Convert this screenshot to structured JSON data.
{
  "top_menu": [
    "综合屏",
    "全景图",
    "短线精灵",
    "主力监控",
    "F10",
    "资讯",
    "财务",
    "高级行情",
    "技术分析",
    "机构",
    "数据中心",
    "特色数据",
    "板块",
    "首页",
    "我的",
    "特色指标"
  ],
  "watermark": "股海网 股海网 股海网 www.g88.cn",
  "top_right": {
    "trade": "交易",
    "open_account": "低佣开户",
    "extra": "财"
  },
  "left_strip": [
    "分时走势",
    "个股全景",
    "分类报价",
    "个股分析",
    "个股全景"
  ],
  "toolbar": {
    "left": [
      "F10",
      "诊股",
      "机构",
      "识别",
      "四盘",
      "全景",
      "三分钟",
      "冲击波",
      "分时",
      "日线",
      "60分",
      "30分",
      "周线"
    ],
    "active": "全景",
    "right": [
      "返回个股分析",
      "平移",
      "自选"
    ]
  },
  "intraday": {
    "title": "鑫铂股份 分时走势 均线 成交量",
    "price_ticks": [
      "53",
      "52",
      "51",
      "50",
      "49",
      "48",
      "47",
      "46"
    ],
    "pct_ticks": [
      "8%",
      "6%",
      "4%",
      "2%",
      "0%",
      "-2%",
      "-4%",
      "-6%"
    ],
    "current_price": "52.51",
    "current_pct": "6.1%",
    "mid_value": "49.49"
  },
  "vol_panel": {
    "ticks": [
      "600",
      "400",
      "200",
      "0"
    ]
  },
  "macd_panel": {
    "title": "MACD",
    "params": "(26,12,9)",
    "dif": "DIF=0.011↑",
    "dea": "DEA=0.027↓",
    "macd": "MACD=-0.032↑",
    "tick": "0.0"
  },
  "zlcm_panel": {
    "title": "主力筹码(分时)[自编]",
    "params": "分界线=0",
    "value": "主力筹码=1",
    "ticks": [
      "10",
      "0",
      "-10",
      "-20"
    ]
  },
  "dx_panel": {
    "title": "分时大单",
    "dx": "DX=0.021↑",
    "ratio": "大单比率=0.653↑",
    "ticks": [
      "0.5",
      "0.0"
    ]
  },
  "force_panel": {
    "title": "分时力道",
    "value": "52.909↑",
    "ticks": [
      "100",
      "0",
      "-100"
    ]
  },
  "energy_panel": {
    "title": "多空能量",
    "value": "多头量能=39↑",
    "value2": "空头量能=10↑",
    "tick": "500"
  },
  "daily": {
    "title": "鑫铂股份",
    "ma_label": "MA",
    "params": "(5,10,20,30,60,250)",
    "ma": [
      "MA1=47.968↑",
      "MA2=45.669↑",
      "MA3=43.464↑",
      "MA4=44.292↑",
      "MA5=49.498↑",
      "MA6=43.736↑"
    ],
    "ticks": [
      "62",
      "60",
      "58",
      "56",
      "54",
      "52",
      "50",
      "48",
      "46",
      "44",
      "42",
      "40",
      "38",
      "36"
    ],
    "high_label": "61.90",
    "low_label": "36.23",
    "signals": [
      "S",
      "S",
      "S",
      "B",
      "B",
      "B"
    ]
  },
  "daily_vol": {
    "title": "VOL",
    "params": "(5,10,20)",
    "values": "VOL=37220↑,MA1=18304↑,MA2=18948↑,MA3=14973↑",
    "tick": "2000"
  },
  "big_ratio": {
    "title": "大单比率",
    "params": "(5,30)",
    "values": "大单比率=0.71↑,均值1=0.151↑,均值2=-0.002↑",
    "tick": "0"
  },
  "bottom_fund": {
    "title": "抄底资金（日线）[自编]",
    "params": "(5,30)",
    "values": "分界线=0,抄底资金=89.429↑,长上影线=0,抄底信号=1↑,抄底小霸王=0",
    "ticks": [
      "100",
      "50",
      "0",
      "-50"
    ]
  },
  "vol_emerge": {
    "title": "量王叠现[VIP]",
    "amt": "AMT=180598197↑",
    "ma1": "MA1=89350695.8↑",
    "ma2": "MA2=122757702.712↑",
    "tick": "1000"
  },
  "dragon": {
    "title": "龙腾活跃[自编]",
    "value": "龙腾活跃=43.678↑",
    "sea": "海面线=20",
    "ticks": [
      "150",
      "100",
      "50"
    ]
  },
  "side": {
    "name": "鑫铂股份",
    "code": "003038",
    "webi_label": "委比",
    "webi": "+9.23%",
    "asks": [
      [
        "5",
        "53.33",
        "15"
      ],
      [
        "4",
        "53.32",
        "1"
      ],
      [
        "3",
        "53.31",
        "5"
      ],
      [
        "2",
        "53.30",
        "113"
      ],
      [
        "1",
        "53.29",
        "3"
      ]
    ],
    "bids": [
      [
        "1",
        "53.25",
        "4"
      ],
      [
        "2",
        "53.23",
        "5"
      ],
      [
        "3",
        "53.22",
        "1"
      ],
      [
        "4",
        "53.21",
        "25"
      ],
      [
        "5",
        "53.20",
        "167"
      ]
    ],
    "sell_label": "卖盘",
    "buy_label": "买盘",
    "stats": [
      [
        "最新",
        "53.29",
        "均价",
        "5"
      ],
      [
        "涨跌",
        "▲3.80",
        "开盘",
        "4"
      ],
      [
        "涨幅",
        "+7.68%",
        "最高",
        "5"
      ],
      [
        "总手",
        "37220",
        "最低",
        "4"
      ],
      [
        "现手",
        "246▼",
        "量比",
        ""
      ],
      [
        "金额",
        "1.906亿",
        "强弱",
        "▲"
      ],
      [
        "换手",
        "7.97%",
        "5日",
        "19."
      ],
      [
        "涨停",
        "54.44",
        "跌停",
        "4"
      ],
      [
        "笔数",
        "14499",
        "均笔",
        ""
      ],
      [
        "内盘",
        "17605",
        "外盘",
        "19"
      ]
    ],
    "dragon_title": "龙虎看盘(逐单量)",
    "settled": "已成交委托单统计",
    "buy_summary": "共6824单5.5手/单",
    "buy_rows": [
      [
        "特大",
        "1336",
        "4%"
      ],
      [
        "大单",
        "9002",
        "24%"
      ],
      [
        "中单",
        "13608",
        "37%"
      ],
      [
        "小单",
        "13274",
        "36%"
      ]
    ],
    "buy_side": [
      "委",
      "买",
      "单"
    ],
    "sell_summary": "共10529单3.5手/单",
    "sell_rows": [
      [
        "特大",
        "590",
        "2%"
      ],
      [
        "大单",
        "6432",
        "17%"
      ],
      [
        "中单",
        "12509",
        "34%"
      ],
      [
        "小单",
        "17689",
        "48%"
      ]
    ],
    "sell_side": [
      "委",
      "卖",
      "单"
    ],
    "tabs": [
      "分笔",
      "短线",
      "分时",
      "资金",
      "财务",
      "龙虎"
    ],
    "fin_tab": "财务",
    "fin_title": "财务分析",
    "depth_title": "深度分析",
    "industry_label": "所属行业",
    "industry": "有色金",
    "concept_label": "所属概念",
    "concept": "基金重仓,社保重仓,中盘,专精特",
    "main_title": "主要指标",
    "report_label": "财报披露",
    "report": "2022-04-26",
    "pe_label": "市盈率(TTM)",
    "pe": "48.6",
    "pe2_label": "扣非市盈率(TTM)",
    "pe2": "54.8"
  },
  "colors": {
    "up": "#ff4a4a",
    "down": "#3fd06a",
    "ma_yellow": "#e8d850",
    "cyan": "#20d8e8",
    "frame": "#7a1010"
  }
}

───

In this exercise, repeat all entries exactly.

**Task solution:**
Convert this screenshot to structured JSON data.
{
  "top_menu": [
    "综合屏",
    "全景图",
    "短线精灵",
    "主力监控",
    "F10",
    "资讯",
    "财务",
    "高级行情",
    "技术分析",
    "机构",
    "数据中心",
    "特色数据",
    "板块",
    "首页",
    "我的",
    "特色指标"
  ],
  "watermark": "股海网 股海网 股海网 www.g88.cn",
  "top_right": {
    "trade": "交易",
    "open_account": "低佣开户",
    "extra": "财"
  },
  "left_strip": [
    "分时走势",
    "个股全景",
    "分类报价",
    "个股分析",
    "个股全景"
  ],
  "toolbar": {
    "left": [
      "F10",
      "诊股",
      "机构",
      "识别",
      "四盘",
      "全景",
      "三分钟",
      "冲击波",
      "分时",
      "日线",
      "60分",
      "30分",
      "周线"
    ],
    "active": "全景",
    "right": [
      "返回个股分析",
      "平移",
      "自选"
    ]
  },
  "intraday": {
    "title": "鑫铂股份 分时走势 均线 成交量",
    "price_ticks": [
      "53",
      "52",
      "51",
      "50",
      "49",
      "48",
      "47",
      "46"
    ],
    "pct_ticks": [
      "8%",
      "6%",
      "4%",
      "2%",
      "0%",
      "-2%",
      "-4%",
      "-6%"
    ],
    "current_price": "52.51",
    "current_pct": "6.1%",
    "mid_value": "49.49"
  },
  "vol_panel": {
    "ticks": [
      "600",
      "400",
      "200",
      "0"
    ]
  },
  "macd_panel": {
    "title": "MACD",
    "params": "(26,12,9)",
    "dif": "DIF=0.011↑",
    "dea": "DEA=0.027↓",
    "macd": "MACD=-0.032↑",
    "tick": "0.0"
  },
  "zlcm_panel": {
    "title": "主力筹码(分时)[自编]",
    "params": "分界线=0",
    "value": "主力筹码=1",
    "ticks": [
      "10",
      "0",
      "-10",
      "-20"
    ]
  },
  "dx_panel": {
    "title": "分时大单",
    "dx": "DX=0.021↑",
    "ratio": "大单比率=0.653↑",
    "ticks": [
      "0.5",
      "0.0"
    ]
  },
  "force_panel": {
    "title": "分时力道",
    "value": "52.909↑",
    "ticks": [
      "100",
      "0",
      "-100"
    ]
  },
  "energy_panel": {
    "title": "多空能量",
    "value": "多头量能=39↑",
    "value2": "空头量能=10↑",
    "tick": "500"
  },
  "daily": {
    "title": "鑫铂股份",
    "ma_label": "MA",
    "params": "(5,10,20,30,60,250)",
    "ma": [
      "MA1=47.968↑",
      "MA2=45.669↑",
      "MA3=43.464↑",
      "MA4=44.292↑",
      "MA5=49.498↑",
      "MA6=43.736↑"
    ],
    "ticks": [
      "62",
      "60",
      "58",
      "56",
      "54",
      "52",
      "50",
      "48",
      "46",
      "44",
      "42",
      "40",
      "38",
      "36"
    ],
    "high_label": "61.90",
    "low_label": "36.23",
    "signals": [
      "S",
      "S",
      "S",
      "B",
      "B",
      "B"
    ]
  },
  "daily_vol": {
    "title": "VOL",
    "params": "(5,10,20)",
    "values": "VOL=37220↑,MA1=18304↑,MA2=18948↑,MA3=14973↑",
    "tick": "2000"
  },
  "big_ratio": {
    "title": "大单比率",
    "params": "(5,30)",
    "values": "大单比率=0.71↑,均值1=0.151↑,均值2=-0.002↑",
    "tick": "0"
  },
  "bottom_fund": {
    "title": "抄底资金（日线）[自编]",
    "params": "(5,30)",
    "values": "分界线=0,抄底资金=89.429↑,长上影线=0,抄底信号=1↑,抄底小霸王=0",
    "ticks": [
      "100",
      "50",
      "0",
      "-50"
    ]
  },
  "vol_emerge": {
    "title": "量王叠现[VIP]",
    "amt": "AMT=180598197↑",
    "ma1": "MA1=89350695.8↑",
    "ma2": "MA2=122757702.712↑",
    "tick": "1000"
  },
  "dragon": {
    "title": "龙腾活跃[自编]",
    "value": "龙腾活跃=43.678↑",
    "sea": "海面线=20",
    "ticks": [
      "150",
      "100",
      "50"
    ]
  },
  "side": {
    "name": "鑫铂股份",
    "code": "003038",
    "webi_label": "委比",
    "webi": "+9.23%",
    "asks": [
      [
        "5",
        "53.33",
        "15"
      ],
      [
        "4",
        "53.32",
        "1"
      ],
      [
        "3",
        "53.31",
        "5"
      ],
      [
        "2",
        "53.30",
        "113"
      ],
      [
        "1",
        "53.29",
        "3"
      ]
    ],
    "bids": [
      [
        "1",
        "53.25",
        "4"
      ],
      [
        "2",
        "53.23",
        "5"
      ],
      [
        "3",
        "53.22",
        "1"
      ],
      [
        "4",
        "53.21",
        "25"
      ],
      [
        "5",
        "53.20",
        "167"
      ]
    ],
    "sell_label": "卖盘",
    "buy_label": "买盘",
    "stats": [
      [
        "最新",
        "53.29",
        "均价",
        "5"
      ],
      [
        "涨跌",
        "▲3.80",
        "开盘",
        "4"
      ],
      [
        "涨幅",
        "+7.68%",
        "最高",
        "5"
      ],
      [
        "总手",
        "37220",
        "最低",
        "4"
      ],
      [
        "现手",
        "246▼",
        "量比",
        ""
      ],
      [
        "金额",
        "1.906亿",
        "强弱",
        "▲"
      ],
      [
        "换手",
        "7.97%",
        "5日",
        "19."
      ],
      [
        "涨停",
        "54.44",
        "跌停",
        "4"
      ],
      [
        "笔数",
        "14499",
        "均笔",
        ""
      ],
      [
        "内盘",
        "17605",
        "外盘",
        "19"
      ]
    ],
    "dragon_title": "龙虎看盘(逐单量)",
    "settled": "已成交委托单统计",
    "buy_summary": "共6824单5.5手/单",
    "buy_rows": [
      [
        "特大",
        "1336",
        "4%"
      ],
      [
        "大单",
        "9002",
        "24%"
      ],
      [
        "中单",
        "13608",
        "37%"
      ],
      [
        "小单",
        "13274",
        "36%"
      ]
    ],
    "buy_side": [
      "委",
      "买",
      "单"
    ],
    "sell_summary": "共10529单3.5手/单",
    "sell_rows": [
      [
        "特大",
        "590",
        "2%"
      ],
      [
        "大单",
        "6432",
        "17%"
      ],
      [
        "中单",
        "12509",
        "34%"
      ],
      [
        "小单",
        "17689",
        "48%"
      ]
    ],
    "sell_side": [
      "委",
      "卖",
      "单"
    ],
    "tabs": [
      "分笔",
      "短线",
      "分时",
      "资金",
      "财务",
      "龙虎"
    ],
    "fin_tab": "财务",
    "fin_title": "财务分析",
    "depth_title": "深度分析",
    "industry_label": "所属行业",
    "industry": "有色金",
    "concept_label": "所属概念",
    "concept": "基金重仓,社保重仓,中盘,专精特",
    "main_title": "主要指标",
    "report_label": "财报披露",
    "report": "2022-04-26",
    "pe_label": "市盈率(TTM)",
    "pe": "48.6",
    "pe2_label": "扣非市盈率(TTM)",
    "pe2": "54.8"
  },
  "colors": {
    "up": "#ff4a4a",
    "down": "#3fd06a",
    "ma_yellow": "#e8d850",
    "cyan": "#20d8e8",
    "frame": "#7a1010"
  }
}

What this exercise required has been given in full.